We made it an emphatic 32km before noticing we were being chased by some ominous clouds and were ushered inside by a man aggressively selling apples. His grand daughters restyled Flora’s hair, Luke was given apple peeling lessons and overnight, the pressure dropped. Having sweated out of Osh we woke up to a thick mist and the first snow of the season - we were going nowhere and weren’t arguing. 24hrs later we did leave, full winter riding spec donned and apples spilling from our pockets. After two days climbing up through the valley, practicing our inability to layer correctly, we were offered a yurt to sleep in. There was a bit of a family do on and three sheep had been slaughtered to celebrate, the entrails of which we would spend the night extremely close to. We learnt that once boiled, sheep ear can be generously sliced and forced upon new guests, and is best washed down with vodka. Up some significant switchbacks to the double headed 3615m Taldyk pass, we battled into a headwind before flying down into Sary Tash. We spent Flo’s birthday snowed into a spectacularly be-carpeted room along with another British cyclist called Dave. Together a dash to the local store was braved, for wine we could have used as toilet cleaner and a Morrison's bag full of chocolate. We inched out of town the following morning towards a wall of white and into the most camera battery draining scenery of the tour. We passed through Kyrgyz border control and entered no mans land under the escort of an enormous anti-wolf guard dog.
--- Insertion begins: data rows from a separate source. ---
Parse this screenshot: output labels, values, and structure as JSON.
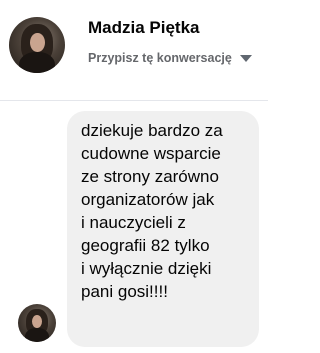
{
  "header": {
    "contact_name": "Madzia Piętka",
    "assign_label": "Przypisz tę konwersację",
    "avatar_icon": "profile-photo",
    "dropdown_icon": "caret-down-icon"
  },
  "conversation": {
    "messages": [
      {
        "text": "dziekuje bardzo za\ncudowne wsparcie\nze strony zarówno\norganizatorów jak\ni nauczycieli z\ngeografii 82 tylko\ni wyłącznie dzięki\npani gosi!!!!",
        "bubble_color": "#f0f0f0"
      }
    ]
  },
  "colors": {
    "name_text": "#050505",
    "secondary_text": "#65676b",
    "divider": "#e4e6eb"
  }
}
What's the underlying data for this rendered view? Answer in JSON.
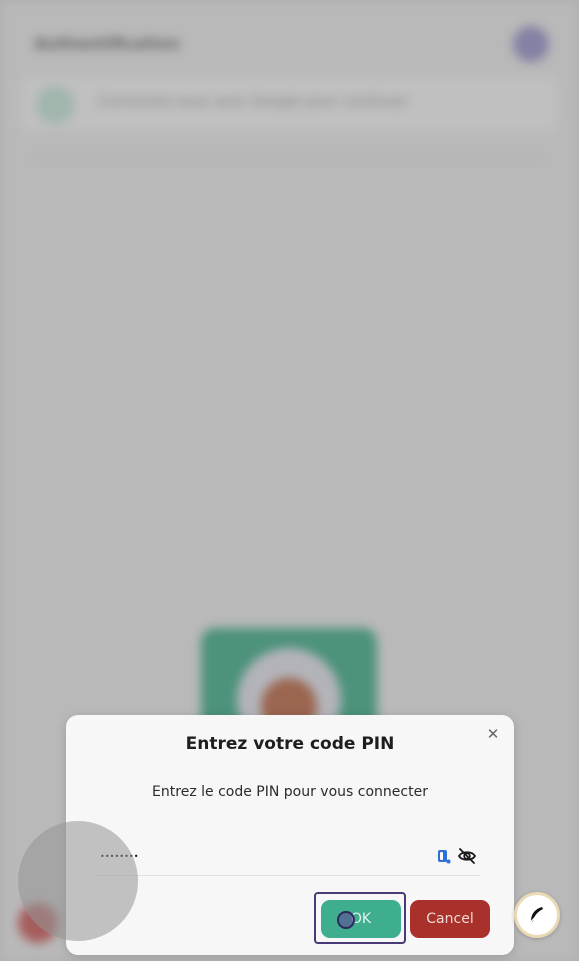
{
  "background": {
    "title": "Authentification",
    "card_text": "Connectez-vous avec Google pour continuer"
  },
  "dialog": {
    "title": "Entrez votre code PIN",
    "subtitle": "Entrez le code PIN pour vous connecter",
    "pin_value": "••••••••",
    "ok_label": "OK",
    "cancel_label": "Cancel",
    "close_symbol": "✕"
  },
  "icons": {
    "close": "close-icon",
    "password_manager": "password-manager-icon",
    "visibility": "eye-slash-icon",
    "fab": "feather-icon"
  },
  "colors": {
    "ok": "#3fae8f",
    "cancel": "#a8322b",
    "focus_ring": "#4b3a78"
  }
}
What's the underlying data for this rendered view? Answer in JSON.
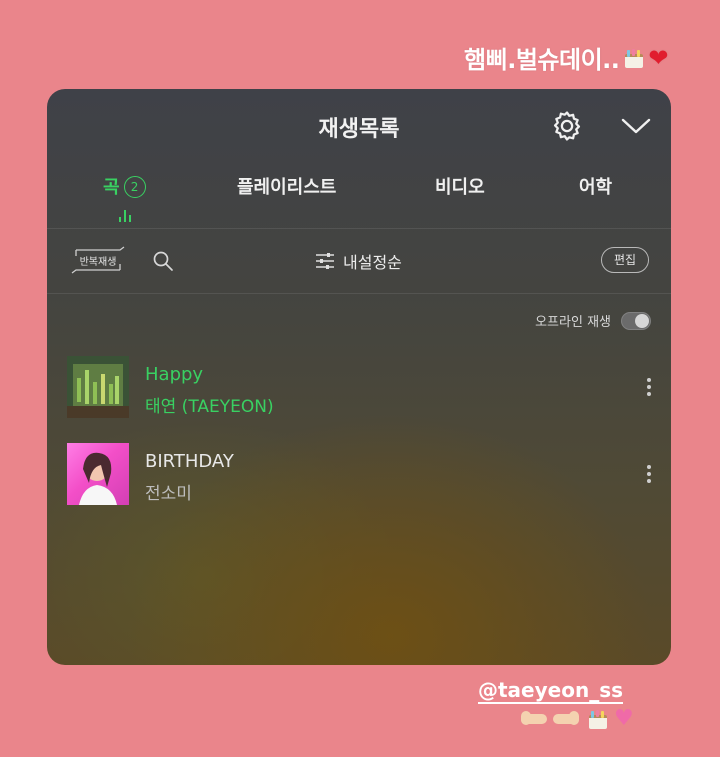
{
  "story": {
    "caption": "햄삐.벌슈데이..",
    "mention": "@taeyeon_ss"
  },
  "player": {
    "title": "재생목록",
    "tabs": [
      {
        "label": "곡",
        "badge": "2",
        "active": true
      },
      {
        "label": "플레이리스트"
      },
      {
        "label": "비디오"
      },
      {
        "label": "어학"
      }
    ],
    "toolbar": {
      "repeat_label": "반복재생",
      "sort_label": "내설정순",
      "edit_label": "편집"
    },
    "offline": {
      "label": "오프라인 재생",
      "enabled": false
    },
    "songs": [
      {
        "title": "Happy",
        "artist": "태연 (TAEYEON)",
        "playing": true
      },
      {
        "title": "BIRTHDAY",
        "artist": "전소미",
        "playing": false
      }
    ]
  },
  "colors": {
    "background": "#ea858b",
    "accent": "#39d162"
  },
  "icons": [
    "cake-emoji",
    "heart-emoji",
    "gear-icon",
    "chevron-down-icon",
    "search-icon",
    "sort-icon",
    "more-icon",
    "equalizer-icon",
    "repeat-icon"
  ]
}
Arriving at Karakul in the dark we opted to try out a homestay. Our first full riding at high altitude and getting very well aquatinted with a Pamiri headwind meant the tri-carb dinner of bread with potato and noodle soup was just the ticket. In the flickering light of the one working bulb we double checked we still had all our toes and readied ourselves for an assault on Akbaital. At 4655m the following afternoon we were feeling smug at having made it along some of the most heinous corrugations known to man and up to the highest point of the tour with no pushing. The smugness was tempering quickly however as developing headaches and an increasingly overwhelming cold was taking over. As many cyclists have done before us, we knocked on the door of the only known (only existing), abandoned looking building a few hundred metres down the other side and, after a pause that felt much longer than it was, were ushered in. Flo curled up close to the stove and Luke read Black Beauty. Snapped a picture by the summit sign the next morning, all downhill to Penners from here, technically.
Number of wolf sightings: 0